Your response should be the listing below, repeated exactly and in full.

• [Extracted information]:
[Start of Attachment]
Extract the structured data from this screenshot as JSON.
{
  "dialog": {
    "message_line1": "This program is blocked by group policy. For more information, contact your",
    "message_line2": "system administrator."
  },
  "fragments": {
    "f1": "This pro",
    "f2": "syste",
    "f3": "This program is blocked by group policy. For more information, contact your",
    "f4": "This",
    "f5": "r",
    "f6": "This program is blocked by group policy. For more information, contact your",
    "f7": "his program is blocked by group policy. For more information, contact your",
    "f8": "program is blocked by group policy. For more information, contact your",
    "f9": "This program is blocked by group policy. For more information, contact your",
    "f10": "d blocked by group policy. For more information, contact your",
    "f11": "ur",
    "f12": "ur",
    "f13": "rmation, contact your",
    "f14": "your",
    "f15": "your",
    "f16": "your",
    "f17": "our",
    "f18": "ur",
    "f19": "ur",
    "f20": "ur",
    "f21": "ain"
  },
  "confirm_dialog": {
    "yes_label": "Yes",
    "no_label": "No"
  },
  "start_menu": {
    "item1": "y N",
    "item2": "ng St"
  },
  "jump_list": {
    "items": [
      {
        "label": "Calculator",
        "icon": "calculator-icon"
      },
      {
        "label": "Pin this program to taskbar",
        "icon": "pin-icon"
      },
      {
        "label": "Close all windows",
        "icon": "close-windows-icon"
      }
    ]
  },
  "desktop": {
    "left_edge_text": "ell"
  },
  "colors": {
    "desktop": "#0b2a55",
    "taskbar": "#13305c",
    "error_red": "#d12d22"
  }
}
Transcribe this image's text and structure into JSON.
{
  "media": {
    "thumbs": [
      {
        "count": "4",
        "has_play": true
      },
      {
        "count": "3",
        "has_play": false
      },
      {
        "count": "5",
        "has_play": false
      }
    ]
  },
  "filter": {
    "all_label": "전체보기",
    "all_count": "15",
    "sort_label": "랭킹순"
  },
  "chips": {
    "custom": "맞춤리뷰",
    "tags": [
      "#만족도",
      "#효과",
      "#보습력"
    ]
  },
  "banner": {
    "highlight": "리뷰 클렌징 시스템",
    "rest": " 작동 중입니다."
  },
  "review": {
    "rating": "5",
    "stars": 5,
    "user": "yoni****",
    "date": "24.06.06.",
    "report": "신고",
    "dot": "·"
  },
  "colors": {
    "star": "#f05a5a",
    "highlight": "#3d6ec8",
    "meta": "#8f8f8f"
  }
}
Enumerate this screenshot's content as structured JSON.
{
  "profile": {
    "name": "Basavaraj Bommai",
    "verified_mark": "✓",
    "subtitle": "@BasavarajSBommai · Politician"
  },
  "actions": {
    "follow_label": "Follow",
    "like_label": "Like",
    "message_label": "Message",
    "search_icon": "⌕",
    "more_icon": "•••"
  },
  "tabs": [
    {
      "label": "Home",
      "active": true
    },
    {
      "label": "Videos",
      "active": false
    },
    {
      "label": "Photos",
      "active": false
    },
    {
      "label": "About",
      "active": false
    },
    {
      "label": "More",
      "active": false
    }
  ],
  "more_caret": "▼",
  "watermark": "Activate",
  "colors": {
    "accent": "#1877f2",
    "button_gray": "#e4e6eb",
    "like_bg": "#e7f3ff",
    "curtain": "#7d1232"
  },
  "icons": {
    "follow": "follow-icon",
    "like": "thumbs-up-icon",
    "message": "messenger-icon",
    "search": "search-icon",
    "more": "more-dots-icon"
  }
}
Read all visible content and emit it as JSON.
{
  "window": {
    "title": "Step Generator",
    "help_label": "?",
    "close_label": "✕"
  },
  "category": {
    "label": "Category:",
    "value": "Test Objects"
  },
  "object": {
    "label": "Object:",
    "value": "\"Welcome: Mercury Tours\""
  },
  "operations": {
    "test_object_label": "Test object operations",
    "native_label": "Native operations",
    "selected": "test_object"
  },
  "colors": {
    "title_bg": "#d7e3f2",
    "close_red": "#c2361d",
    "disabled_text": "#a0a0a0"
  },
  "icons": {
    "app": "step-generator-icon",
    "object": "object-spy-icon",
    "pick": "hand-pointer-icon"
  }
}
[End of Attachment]
• [Exercise result]:
Extract the structured data from this screenshot as JSON.
{
  "dialog": {
    "message_line1": "This program is blocked by group policy. For more information, contact your",
    "message_line2": "system administrator."
  },
  "fragments": {
    "f1": "This pro",
    "f2": "syste",
    "f3": "This program is blocked by group policy. For more information, contact your",
    "f4": "This",
    "f5": "r",
    "f6": "This program is blocked by group policy. For more information, contact your",
    "f7": "his program is blocked by group policy. For more information, contact your",
    "f8": "program is blocked by group policy. For more information, contact your",
    "f9": "This program is blocked by group policy. For more information, contact your",
    "f10": "d blocked by group policy. For more information, contact your",
    "f11": "ur",
    "f12": "ur",
    "f13": "rmation, contact your",
    "f14": "your",
    "f15": "your",
    "f16": "your",
    "f17": "our",
    "f18": "ur",
    "f19": "ur",
    "f20": "ur",
    "f21": "ain"
  },
  "confirm_dialog": {
    "yes_label": "Yes",
    "no_label": "No"
  },
  "start_menu": {
    "item1": "y N",
    "item2": "ng St"
  },
  "jump_list": {
    "items": [
      {
        "label": "Calculator",
        "icon": "calculator-icon"
      },
      {
        "label": "Pin this program to taskbar",
        "icon": "pin-icon"
      },
      {
        "label": "Close all windows",
        "icon": "close-windows-icon"
      }
    ]
  },
  "desktop": {
    "left_edge_text": "ell"
  },
  "colors": {
    "desktop": "#0b2a55",
    "taskbar": "#13305c",
    "error_red": "#d12d22"
  }
}
Transcribe this image's text and structure into JSON.
{
  "media": {
    "thumbs": [
      {
        "count": "4",
        "has_play": true
      },
      {
        "count": "3",
        "has_play": false
      },
      {
        "count": "5",
        "has_play": false
      }
    ]
  },
  "filter": {
    "all_label": "전체보기",
    "all_count": "15",
    "sort_label": "랭킹순"
  },
  "chips": {
    "custom": "맞춤리뷰",
    "tags": [
      "#만족도",
      "#효과",
      "#보습력"
    ]
  },
  "banner": {
    "highlight": "리뷰 클렌징 시스템",
    "rest": " 작동 중입니다."
  },
  "review": {
    "rating": "5",
    "stars": 5,
    "user": "yoni****",
    "date": "24.06.06.",
    "report": "신고",
    "dot": "·"
  },
  "colors": {
    "star": "#f05a5a",
    "highlight": "#3d6ec8",
    "meta": "#8f8f8f"
  }
}
Enumerate this screenshot's content as structured JSON.
{
  "profile": {
    "name": "Basavaraj Bommai",
    "verified_mark": "✓",
    "subtitle": "@BasavarajSBommai · Politician"
  },
  "actions": {
    "follow_label": "Follow",
    "like_label": "Like",
    "message_label": "Message",
    "search_icon": "⌕",
    "more_icon": "•••"
  },
  "tabs": [
    {
      "label": "Home",
      "active": true
    },
    {
      "label": "Videos",
      "active": false
    },
    {
      "label": "Photos",
      "active": false
    },
    {
      "label": "About",
      "active": false
    },
    {
      "label": "More",
      "active": false
    }
  ],
  "more_caret": "▼",
  "watermark": "Activate",
  "colors": {
    "accent": "#1877f2",
    "button_gray": "#e4e6eb",
    "like_bg": "#e7f3ff",
    "curtain": "#7d1232"
  },
  "icons": {
    "follow": "follow-icon",
    "like": "thumbs-up-icon",
    "message": "messenger-icon",
    "search": "search-icon",
    "more": "more-dots-icon"
  }
}
Read all visible content and emit it as JSON.
{
  "window": {
    "title": "Step Generator",
    "help_label": "?",
    "close_label": "✕"
  },
  "category": {
    "label": "Category:",
    "value": "Test Objects"
  },
  "object": {
    "label": "Object:",
    "value": "\"Welcome: Mercury Tours\""
  },
  "operations": {
    "test_object_label": "Test object operations",
    "native_label": "Native operations",
    "selected": "test_object"
  },
  "colors": {
    "title_bg": "#d7e3f2",
    "close_red": "#c2361d",
    "disabled_text": "#a0a0a0"
  },
  "icons": {
    "app": "step-generator-icon",
    "object": "object-spy-icon",
    "pick": "hand-pointer-icon"
  }
}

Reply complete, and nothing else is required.